By Patricia Daukantas
Once again, the folks who run the GLOBE at Night project are inviting people from all over the world to measure the brightness of the night sky – no special equipment required.
As we described last year, this project takes place during March because that’s when the prominent constellation Orion is high in the sky fairly early in the evening. (In the Northern Hemisphere autumn, one must be a night owl or a before-dawn riser to catch a glimpse of “the Hunter.”)
You don’t even have to be savvy about the apparent-magnitude system that professionals use. You don’t even need a telescope. Just carry out these five steps on a clear night between now and Tuesday, March 16:
- Find your latitude and longitude with a Global Positioning System device or online tools.

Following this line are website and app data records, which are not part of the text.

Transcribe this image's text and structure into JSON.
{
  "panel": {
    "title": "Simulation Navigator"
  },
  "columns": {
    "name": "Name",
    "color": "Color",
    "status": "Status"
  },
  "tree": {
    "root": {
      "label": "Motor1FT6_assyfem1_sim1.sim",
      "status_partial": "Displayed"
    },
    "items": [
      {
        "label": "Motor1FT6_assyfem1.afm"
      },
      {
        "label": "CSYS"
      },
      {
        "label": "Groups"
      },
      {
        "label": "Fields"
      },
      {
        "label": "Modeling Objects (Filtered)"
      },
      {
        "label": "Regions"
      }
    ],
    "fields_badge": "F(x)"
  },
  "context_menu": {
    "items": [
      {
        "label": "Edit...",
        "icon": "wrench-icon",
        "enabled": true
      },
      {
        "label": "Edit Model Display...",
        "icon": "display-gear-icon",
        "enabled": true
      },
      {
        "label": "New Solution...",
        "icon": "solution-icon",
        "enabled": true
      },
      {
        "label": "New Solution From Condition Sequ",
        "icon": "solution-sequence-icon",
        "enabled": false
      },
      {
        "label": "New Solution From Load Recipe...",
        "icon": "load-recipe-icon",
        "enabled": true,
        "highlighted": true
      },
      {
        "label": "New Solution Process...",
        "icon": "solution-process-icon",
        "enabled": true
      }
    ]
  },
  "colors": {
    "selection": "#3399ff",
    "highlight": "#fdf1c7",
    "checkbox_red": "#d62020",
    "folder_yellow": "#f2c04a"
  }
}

- Find Orion in the clear evening sky (simple pattern recognition).
- Match your view of the constellation to one of the magnitude charts developed by GLOBE at Night – how many stars do you see?
- Record your observation on the Web site.
- Compare what you saw to others’ views.
Your effort will help GLOBE at Night track the pervasiveness and spread of light pollution. As the organizers of this project said in a press release, “With half of the world’s population now living in cities, many urban dwellers have never experienced -- and maybe never will -- the wonderment of pristinely dark skies.” The more awareness of the problem of light pollution, the greater the chance to stop its spread.
2010-03 March, Astronomy